By THERESA BROWNGOLD
A recent guest opinion about the shortfalls of Obamacare is rife with irony starting with the name of the organization of which the writer is president, “Citizens Council for Health Freedom.” Freedom for whom? Over 60 percent of bankruptcies in this country are due in part or total to medical bills.
There is no patient freedom if one cannot access care. And where is the freedom in going to the emergency room, getting a $14,000 bill and being told you are responsible for $7,000, as just happened to a family member. Care in the United States is heavily rationed by one’s ability to acquire good insurance. Obamacare came about because of this public health crisis.
The writer makes the point, albeit unwittingly, that Gov. Corbett should expand Medicaid. The Supreme Court made this provision of the Affordable Care Act optional for states. I agree with the writer. We should not have an “entire class of lower-income individuals” left uninsured. Lay that one at the feet of our Pennsylvania governor who refuses to expand Medicaid. Pennsylvania taxpayers will see their share of Medicaid expansion money go to states like the writer’s. Minnesota is covering its low-wage earners by expanding Medicaid.
The writer says, “Experts say more ‘sticker shock’ is coming this summer when insurers release their Obamacare-priced premiums.” Perhaps the “experts” are referring to the price-gouging that could happen before consumer protections kick in. Starting in September insurance companies must justify their premium increases by providing consumers with a “clear disclosure form” justifying the increase. Proposed increases over 10 percent will trigger a more rigorous review by independent experts. The writer would have us believe she thinks this provision of Obamacare does not go far enough. I agree.
And she fails to mention the Medical Loss Ratio provision of the law that requires insurance companies to send rebates to premium-payers if the insurance companies don’t spend 80-85 percent of the premium dollars on actual medical care or care-related services. If insurance companies collect too much, they will have to send out rebate checks.

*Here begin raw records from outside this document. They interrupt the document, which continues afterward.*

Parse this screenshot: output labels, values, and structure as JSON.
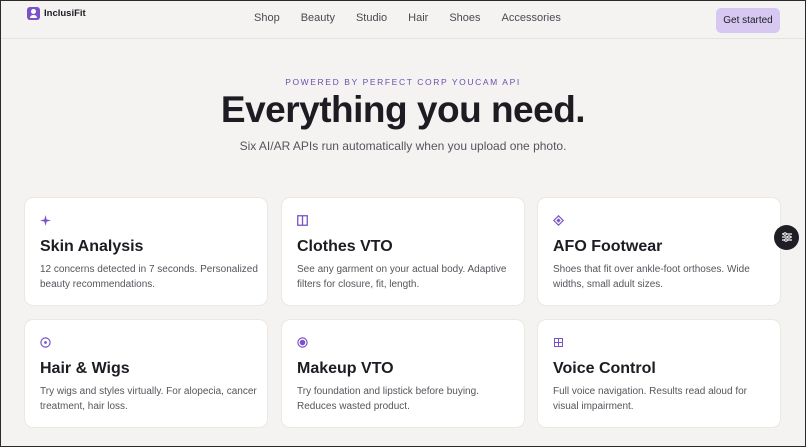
{
  "header": {
    "brand": "InclusiFit",
    "nav": [
      "Shop",
      "Beauty",
      "Studio",
      "Hair",
      "Shoes",
      "Accessories"
    ],
    "cta_label": "Get started"
  },
  "hero": {
    "eyebrow": "POWERED BY PERFECT CORP YOUCAM API",
    "title": "Everything you need.",
    "subtitle": "Six AI/AR APIs run automatically when you upload one photo."
  },
  "features": [
    {
      "icon": "sparkle-icon",
      "title": "Skin Analysis",
      "desc": "12 concerns detected in 7 seconds. Personalized beauty recommendations."
    },
    {
      "icon": "panel-icon",
      "title": "Clothes VTO",
      "desc": "See any garment on your actual body. Adaptive filters for closure, fit, length."
    },
    {
      "icon": "diamond-icon",
      "title": "AFO Footwear",
      "desc": "Shoes that fit over ankle-foot orthoses. Wide widths, small adult sizes."
    },
    {
      "icon": "circle-dot-icon",
      "title": "Hair & Wigs",
      "desc": "Try wigs and styles virtually. For alopecia, cancer treatment, hair loss."
    },
    {
      "icon": "filled-circle-icon",
      "title": "Makeup VTO",
      "desc": "Try foundation and lipstick before buying. Reduces wasted product."
    },
    {
      "icon": "grid-icon",
      "title": "Voice Control",
      "desc": "Full voice navigation. Results read aloud for visual impairment."
    }
  ],
  "colors": {
    "accent": "#7a53c8",
    "background": "#f5f3f1",
    "cta_bg": "#d7c8f2"
  }
}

Today, high deductible health plans (HDHP) are being sold as a way to shift costs to consumers. With HDHPs we pay a premium, and on top of that we need to save thousands of dollars to use for medical bills. Only after we meet that large deductible will the insurance coverage start. High deductible plans require an important understanding of how one can leverage one’s health for financial gain. Obamacare limits the sale of these policies to those under 30 who may be in the best position to leverage their health. (Although I doubt many will fulfill the fiduciary obligation of an HDHP by saving thousands of dollars for a health crisis.) The unfettered sale of HDHPs would leave us with a problem we have today — the under-insured amassing great medical debt because the deductibles are way too high.
The writer gets very technical and is correct when she says that buying insurance cannot be more than 9 ½ percent of the insured employee’s income, and the calculation does not take into consideration the cost of insuring a family. The IRS has taken a very narrow legal interpretation of the statute as we move forward with implementation. No one could have predicted this narrow legal definition, least of all the authors of the law. Many groups are working very hard to change this.

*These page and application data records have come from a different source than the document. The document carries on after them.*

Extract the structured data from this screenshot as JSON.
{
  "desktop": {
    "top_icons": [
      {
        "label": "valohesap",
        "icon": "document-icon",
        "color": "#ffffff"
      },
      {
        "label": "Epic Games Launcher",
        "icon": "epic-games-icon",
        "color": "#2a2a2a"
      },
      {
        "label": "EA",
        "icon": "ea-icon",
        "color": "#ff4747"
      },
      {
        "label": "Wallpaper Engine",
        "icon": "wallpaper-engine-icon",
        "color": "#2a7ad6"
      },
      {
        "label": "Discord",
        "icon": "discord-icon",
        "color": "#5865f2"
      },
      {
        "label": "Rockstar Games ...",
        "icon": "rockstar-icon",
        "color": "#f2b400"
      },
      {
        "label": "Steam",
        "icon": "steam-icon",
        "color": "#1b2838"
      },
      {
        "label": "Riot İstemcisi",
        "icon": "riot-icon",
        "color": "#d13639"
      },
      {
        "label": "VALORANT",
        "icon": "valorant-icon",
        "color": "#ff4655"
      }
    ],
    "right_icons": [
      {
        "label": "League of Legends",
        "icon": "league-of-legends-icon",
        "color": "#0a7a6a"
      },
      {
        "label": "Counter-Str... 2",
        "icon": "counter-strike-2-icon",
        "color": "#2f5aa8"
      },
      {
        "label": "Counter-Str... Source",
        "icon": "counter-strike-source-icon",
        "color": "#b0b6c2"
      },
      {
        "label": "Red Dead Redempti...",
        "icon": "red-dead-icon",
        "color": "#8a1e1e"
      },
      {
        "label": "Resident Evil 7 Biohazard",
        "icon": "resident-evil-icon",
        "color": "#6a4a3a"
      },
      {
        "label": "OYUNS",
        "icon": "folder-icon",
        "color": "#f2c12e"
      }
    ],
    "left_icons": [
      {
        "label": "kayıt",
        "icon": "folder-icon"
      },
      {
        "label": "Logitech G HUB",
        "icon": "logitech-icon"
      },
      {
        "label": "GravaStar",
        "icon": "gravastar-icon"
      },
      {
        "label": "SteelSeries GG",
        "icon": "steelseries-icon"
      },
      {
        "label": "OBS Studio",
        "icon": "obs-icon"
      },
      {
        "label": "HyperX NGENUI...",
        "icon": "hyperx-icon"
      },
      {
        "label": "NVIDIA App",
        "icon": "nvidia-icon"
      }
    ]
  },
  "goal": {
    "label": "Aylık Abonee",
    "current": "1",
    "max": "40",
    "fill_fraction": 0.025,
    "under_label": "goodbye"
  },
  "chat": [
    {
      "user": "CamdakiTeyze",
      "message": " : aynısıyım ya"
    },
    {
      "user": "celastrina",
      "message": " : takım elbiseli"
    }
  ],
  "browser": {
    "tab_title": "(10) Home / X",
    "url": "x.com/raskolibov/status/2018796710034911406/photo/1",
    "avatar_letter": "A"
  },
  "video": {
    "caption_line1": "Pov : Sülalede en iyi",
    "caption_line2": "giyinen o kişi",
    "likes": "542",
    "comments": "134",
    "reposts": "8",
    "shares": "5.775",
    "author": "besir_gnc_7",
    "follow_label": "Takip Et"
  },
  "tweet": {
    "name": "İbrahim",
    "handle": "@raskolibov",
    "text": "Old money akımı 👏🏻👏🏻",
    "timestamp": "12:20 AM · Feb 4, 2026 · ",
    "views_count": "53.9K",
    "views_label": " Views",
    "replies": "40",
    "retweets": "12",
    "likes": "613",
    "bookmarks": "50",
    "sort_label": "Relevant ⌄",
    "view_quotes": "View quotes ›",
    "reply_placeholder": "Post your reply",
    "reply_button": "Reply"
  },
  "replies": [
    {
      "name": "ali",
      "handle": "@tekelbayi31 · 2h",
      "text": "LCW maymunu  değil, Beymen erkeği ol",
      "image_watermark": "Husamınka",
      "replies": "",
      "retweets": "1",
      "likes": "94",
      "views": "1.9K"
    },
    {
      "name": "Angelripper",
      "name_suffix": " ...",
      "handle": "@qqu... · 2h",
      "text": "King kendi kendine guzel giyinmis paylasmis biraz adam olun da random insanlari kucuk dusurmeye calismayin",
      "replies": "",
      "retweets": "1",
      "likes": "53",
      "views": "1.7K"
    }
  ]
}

The glitch is easily fixable by Congress but, sadly, a benefit for American families will most likely be used as a political cudgel as the writer has done in her guest opinion. I, for one, will be a strong advocate for American families, and work to have the entire family outlay for premiums be calculated in the percentage of income calculation. We can fix this.
Let us never forget that for-profit insurance companies serve shareholders not patients. If an insurance company can find a way not to pay your medical bills, it will. That’s how profits are made. Obamacare imposes much-needed consumer protections on the health insurance industry.

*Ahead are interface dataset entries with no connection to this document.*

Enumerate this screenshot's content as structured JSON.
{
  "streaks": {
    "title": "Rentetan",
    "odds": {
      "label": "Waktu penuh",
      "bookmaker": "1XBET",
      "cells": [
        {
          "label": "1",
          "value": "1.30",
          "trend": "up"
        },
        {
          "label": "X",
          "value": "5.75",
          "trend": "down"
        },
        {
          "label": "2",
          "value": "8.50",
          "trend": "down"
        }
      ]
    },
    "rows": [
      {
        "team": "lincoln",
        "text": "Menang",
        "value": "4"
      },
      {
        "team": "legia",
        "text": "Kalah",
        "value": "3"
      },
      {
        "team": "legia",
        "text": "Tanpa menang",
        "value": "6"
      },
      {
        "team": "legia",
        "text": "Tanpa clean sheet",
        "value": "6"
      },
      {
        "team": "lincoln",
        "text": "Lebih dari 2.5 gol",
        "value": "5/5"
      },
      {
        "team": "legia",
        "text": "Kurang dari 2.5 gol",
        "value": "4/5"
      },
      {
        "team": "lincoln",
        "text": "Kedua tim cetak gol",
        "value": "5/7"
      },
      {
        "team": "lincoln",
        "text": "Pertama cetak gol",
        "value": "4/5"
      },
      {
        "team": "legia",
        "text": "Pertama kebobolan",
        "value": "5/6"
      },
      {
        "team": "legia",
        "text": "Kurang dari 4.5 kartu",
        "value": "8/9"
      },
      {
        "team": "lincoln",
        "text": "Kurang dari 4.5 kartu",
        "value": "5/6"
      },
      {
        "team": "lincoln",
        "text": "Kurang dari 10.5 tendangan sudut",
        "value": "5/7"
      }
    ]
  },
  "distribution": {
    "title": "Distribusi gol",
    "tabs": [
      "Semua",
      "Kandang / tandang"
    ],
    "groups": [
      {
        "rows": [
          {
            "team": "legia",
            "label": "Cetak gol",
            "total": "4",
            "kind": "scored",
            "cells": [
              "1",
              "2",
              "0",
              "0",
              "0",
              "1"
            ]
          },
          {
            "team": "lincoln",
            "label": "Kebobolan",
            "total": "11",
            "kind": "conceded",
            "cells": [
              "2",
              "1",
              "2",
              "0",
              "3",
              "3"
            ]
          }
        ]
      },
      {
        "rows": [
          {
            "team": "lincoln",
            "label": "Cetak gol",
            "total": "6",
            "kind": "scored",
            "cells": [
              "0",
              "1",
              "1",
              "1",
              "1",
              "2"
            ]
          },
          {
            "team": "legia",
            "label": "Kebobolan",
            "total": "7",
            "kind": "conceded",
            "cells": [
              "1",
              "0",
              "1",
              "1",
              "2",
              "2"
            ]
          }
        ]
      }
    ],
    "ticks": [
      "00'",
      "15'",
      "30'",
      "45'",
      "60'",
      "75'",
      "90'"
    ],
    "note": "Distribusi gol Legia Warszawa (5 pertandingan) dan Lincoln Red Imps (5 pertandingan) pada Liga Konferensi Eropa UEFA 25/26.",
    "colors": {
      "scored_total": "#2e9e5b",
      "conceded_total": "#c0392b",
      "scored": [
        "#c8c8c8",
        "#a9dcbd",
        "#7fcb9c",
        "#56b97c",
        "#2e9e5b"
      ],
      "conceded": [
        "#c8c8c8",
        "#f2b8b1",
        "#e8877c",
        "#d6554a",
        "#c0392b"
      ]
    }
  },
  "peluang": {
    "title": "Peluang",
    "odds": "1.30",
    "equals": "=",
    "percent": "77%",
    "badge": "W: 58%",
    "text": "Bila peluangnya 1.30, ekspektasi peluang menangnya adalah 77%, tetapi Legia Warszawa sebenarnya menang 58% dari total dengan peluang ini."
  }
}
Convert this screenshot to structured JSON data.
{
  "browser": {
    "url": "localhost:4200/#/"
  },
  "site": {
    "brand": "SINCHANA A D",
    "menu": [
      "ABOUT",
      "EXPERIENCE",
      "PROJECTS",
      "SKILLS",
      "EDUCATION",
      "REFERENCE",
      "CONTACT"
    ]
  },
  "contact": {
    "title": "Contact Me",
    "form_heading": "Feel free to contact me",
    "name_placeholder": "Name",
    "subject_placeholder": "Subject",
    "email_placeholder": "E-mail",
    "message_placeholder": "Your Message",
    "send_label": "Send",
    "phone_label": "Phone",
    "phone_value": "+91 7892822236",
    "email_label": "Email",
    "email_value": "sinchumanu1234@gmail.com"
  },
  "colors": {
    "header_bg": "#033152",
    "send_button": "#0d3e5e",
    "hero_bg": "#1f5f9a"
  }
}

Theresa BrownGold, New Britain, is a documentary portrait painter who uses art to examine the impact of social issues on real people. She speaks about the health care law and her art project, Art As Social Inquiry, at conferences, churches, senior centers and other venues. www.artassocialinquiry.org